Germany 1966 – Redefining Cinema
11 Feb 16–21 Feb 16
The Retrospective of the 66th Berlin International Film Festival is dedicated to the year 1966, a turning point in German cinema dating back fifty years. An atmosphere of change prevails: in the West, auteur filmmakers challenge the contradictions of the economic miracle, in the East, young directors question everyday life under socialism. The New German Cinema manages to make an international breakthrough, whereas in East Germany, as a result of the 11th plenum of the Central Committee of the Socialist Unity Party (SED) in December 1965, almost half of all DEFA feature films intended for theatrical release in 1966, are banned. With that abrupt end to concurrent developments, opportunities for mutual appreciation were also lost. The Retrospective aims to counter that with its overview of films from both sides. The Retrospective includes around 20 East and West German feature and documentary films from cinema and television. Additionally, more than 30 films of short and medium length – a typical format at the time – will feature in film programs and as supporting films.
West and East
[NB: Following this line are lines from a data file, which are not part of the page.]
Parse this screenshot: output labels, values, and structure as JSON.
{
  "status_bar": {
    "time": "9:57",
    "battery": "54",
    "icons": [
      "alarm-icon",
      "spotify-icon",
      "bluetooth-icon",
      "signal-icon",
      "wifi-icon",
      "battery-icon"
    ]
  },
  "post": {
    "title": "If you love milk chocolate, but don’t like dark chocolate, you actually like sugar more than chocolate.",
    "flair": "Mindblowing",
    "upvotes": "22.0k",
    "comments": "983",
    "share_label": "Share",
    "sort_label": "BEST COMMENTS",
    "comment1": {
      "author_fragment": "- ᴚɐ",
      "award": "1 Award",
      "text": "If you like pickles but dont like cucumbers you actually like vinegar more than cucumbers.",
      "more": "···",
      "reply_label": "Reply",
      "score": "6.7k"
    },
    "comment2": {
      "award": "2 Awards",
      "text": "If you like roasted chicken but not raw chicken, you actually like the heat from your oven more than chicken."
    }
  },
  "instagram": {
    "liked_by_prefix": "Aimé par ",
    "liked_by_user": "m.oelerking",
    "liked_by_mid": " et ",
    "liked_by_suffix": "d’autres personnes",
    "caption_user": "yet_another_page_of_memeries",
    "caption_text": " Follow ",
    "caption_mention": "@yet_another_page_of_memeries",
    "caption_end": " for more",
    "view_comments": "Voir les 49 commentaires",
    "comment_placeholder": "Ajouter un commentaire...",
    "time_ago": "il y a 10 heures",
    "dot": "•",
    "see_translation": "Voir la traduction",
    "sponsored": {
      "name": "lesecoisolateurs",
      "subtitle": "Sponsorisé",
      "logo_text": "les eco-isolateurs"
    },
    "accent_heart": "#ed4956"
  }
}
Four years after the authors of the Oberhausen Manifesto proclaimed “The old film is dead. We believe in the new one”, the New German Cinema for the first time receives critical acclaim at important film festivals: The Berlinale awards Peter Schamoni’s debut Schonzeit für Füchse (No Shooting Time for Foxes, West Germany 1966) with a Silver Bear, Volker Schlöndorff’s film Der junge Törless (Young Törless, West Germany / France 1966) receives the film critics prize in Cannes, while Alexander Kluge’s Abschied von Gestern (Yesterday Girl, West Germany 1966) wins the Silver Lion in Venice. Es (West Germany 1966, directed by Ulrich Schamoni) won four golds and one silver award at the Deutscher Filmpreis (German Film Prize), the best known honors in the German film industry.
By contrast, DEFA productions that openly question the contradictions of so-called ‘real existing socialism’, are banned and in most cases premiere only years or even decades later. Two of such ‘forbidden films’, Hermann Zschoche’s Karla (Carla, East Germany 1965/1990), and Jürgen Böttcher’s Jahrgang 45 (Born in ’45, East Germany 1966/1990) will be shown at the Retrospective. Presenting these films in their censored versions, as they were when they were aborted, as well as how they were eventually released in 1990, will reveal the discrepancy between the two. A short documentary by Kurt Tetzlaff will also be shown in two versions: Es genügt nicht 18 zu sein (censored version: Guten Tag – das sind wir, both East Germany 1966).
Drifters, Rebels, Searchers
But as different as conditions may have been, the auteur films from the West and the studio productions from the East have much in common. The protagonists are drifters, rebels or searchers. Like the dockworker, who roams the streets of Hamburg on a sleepless night (Jimmy Orpheus, West Germany 1966). Or the rebellious brigadier Balla in Spur der Steine (Trace of Stones, East Germany 1966, directed by Frank Beyer), a film that ran in the cinemas for only three days before it too was banned. Or Helene Raupe in Fräulein Schmetterling (Miss Butterfly, East Germany 1965 / Germany 2005, directed by Kurt Barthel), who longs for self-realisation. The film was censored and never completed. Using an experimental form, it contrasts Helene’s unadorned day-to-day life and her professional defeats with her fantasy world.
Female Characters and Female Directors
For most of the female protagonists of the DEFA films, it is normal to have a career, not so in the West. Along with contraception, abortion and adultery, these are issues that are openly addressed by female protagonists in Playgirl (West Germany 1966, directed by Will Tremper) and Mahlzeiten (Lust for Love, West Germany 1967, directed by Edgar Reitz). From 1966, the founding of the German Film and Television Academy Berlin (DFFB) as well as other film schools, leads to a professionalisation of film education in West Germany. As a consequence, young women directors, who will go on to shape German cinema, make their mark with their first works. “It was important to us to include early short films by directors such as Jeanine Meerapfel, May Spils, Helke Sander, Ula Stöckl and the DEFA documentarian Gitta Nickel in our program”, says Rainer Rother, Head of the Retrospective and Artistic Director of the Deutsche Kinemathek.